Until that possibility occurs, though, the team will take more solid outings that give these young players an opportunity to learn how to come back and learn how to win.

Cubs still searching for answers for Tyler Chatwood's puzzling control issues

Cubs still searching for answers for Tyler Chatwood's puzzling control issues

Tyler Chatwood looked to be turning the corner with his control issues, but alas, he and the Cubs aren't so lucky.

After walking only two batters in a solid start in Atlanta last week, Chatwood had taken a big step in the right direction. It was, after all, only the third time he'd walked fewer than 5 batters in an outing this season.

Those control woes reared their ugly heads once again Tuesday night at Wrigley Field in a 10-1 loss to the Indians. Chatwood walked 6 batters and managed to net only 8 outs, getting hammered for 4 runs in the third inning.

"Ugh, it was tough," Maddon said. "The stuff was so good, we just couldn't get a strike."

"It's definitely frustrating," Chatwood said, "because one at-bat, I'll feel really good and the next one, I feel like I'm fighting myself.

"Last time [out], I was able to stay in the rhythm.
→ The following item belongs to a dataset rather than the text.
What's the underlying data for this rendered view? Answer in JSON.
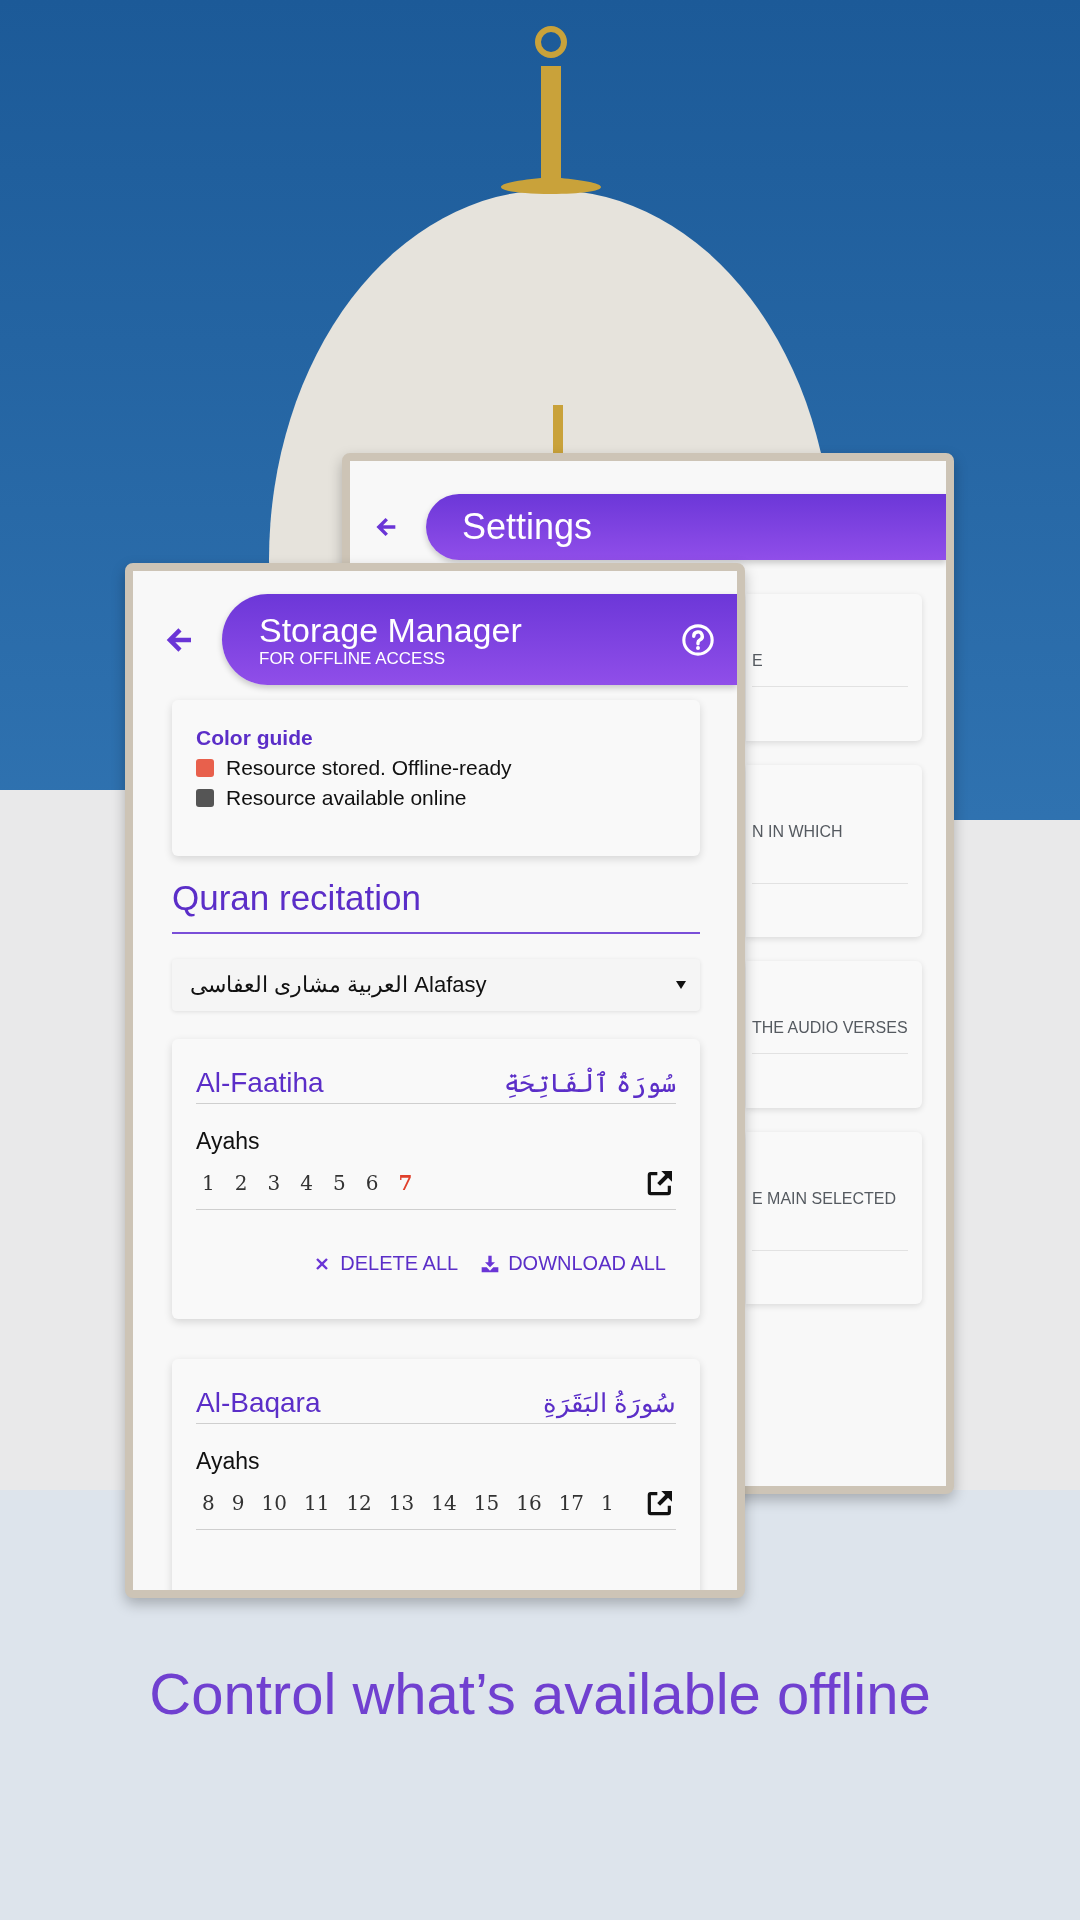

Tonight, I was kinda battling, rushing rather than staying back, so it's just keeping that feeling and maintaining that."

His season ERA is only 3.74, which looks good until you consider his WHIP is 1.62 and he's walked 40 batters in 45.2 innings with only 41 strikeouts in the process. He now leads baseball in walks per 9 innings.

Chatwood said earlier this month in St. Louis that he's figured out what has led to the startling lack of control and while he didn't elaborate on the mechanical issue, he was working hard at correcting the problem in bullpens.

He's also used the term "fighting myself" at least a dozen times this month alone and it's become a common refrain for his explanation of what's going on. 

"He's got a busy delivery when he throws the baseball," Maddon said. "He's kinda busy what he does with his hands. It's not like he can just change it easily because that's how his arm works, how his body works.

"Sometimes, like you see him the other day, everything's on time and how good it can be and when it's out of sorts a bit, then all of the sudden it becomes shotgun. Ah man, you can see the movement [on his pitches] from the side, how good it is. 

"We gotta harness it somehow. I spoke to him briefly on the bench; I reassured him it's gonna be fine, it's gonna be really good by the end of the year. We gotta figure it out and he knows that. But man, that's good stuff. We just gotta get it in the zone."

Chatwood also admitted part of the problem is mental in that he's trying to force pitches rather than trusting his stuff. He's also gotten into the bad habit of drifting down the mound, though he's not sure when or where he picked up that hitch in his delivery.

Chatwood and Cubs pitching coach Jim Hickey are working on slowing his delivery down to get his arm in the same spot on a more consistent basis.

When the Cubs signed Chatwood over the winter, it was easy to see why.

He just turned 28 in December, his peripherals and a move from hitter-friendly Coors Field foretold a potential leap in performance and his stuff is nasty. Plus, he signed a three-year deal at a relative bargain of $38 million.

Once the Cubs signed Yu Darvish in spring training, you could make the case that Chatwood could be among the best No. 5 starters in baseball.

Nine starts later, the honeymoon period is well over with Chatwood, as he threw only 30 of his 74 pitches for strikes Tuesday night and sent catcher Willson Contreras sailing all around home plate for pitches way out of the zone.

Still, it's clear to see there is some intriguing talent there and the season there is roughly 70 percent of the season remaining before the Cubs make what they hope is another run at the World Series.

"I have a lot of faith," Maddon said. "I know we're gonna reap the rewards, the benefits as he figures this thing out."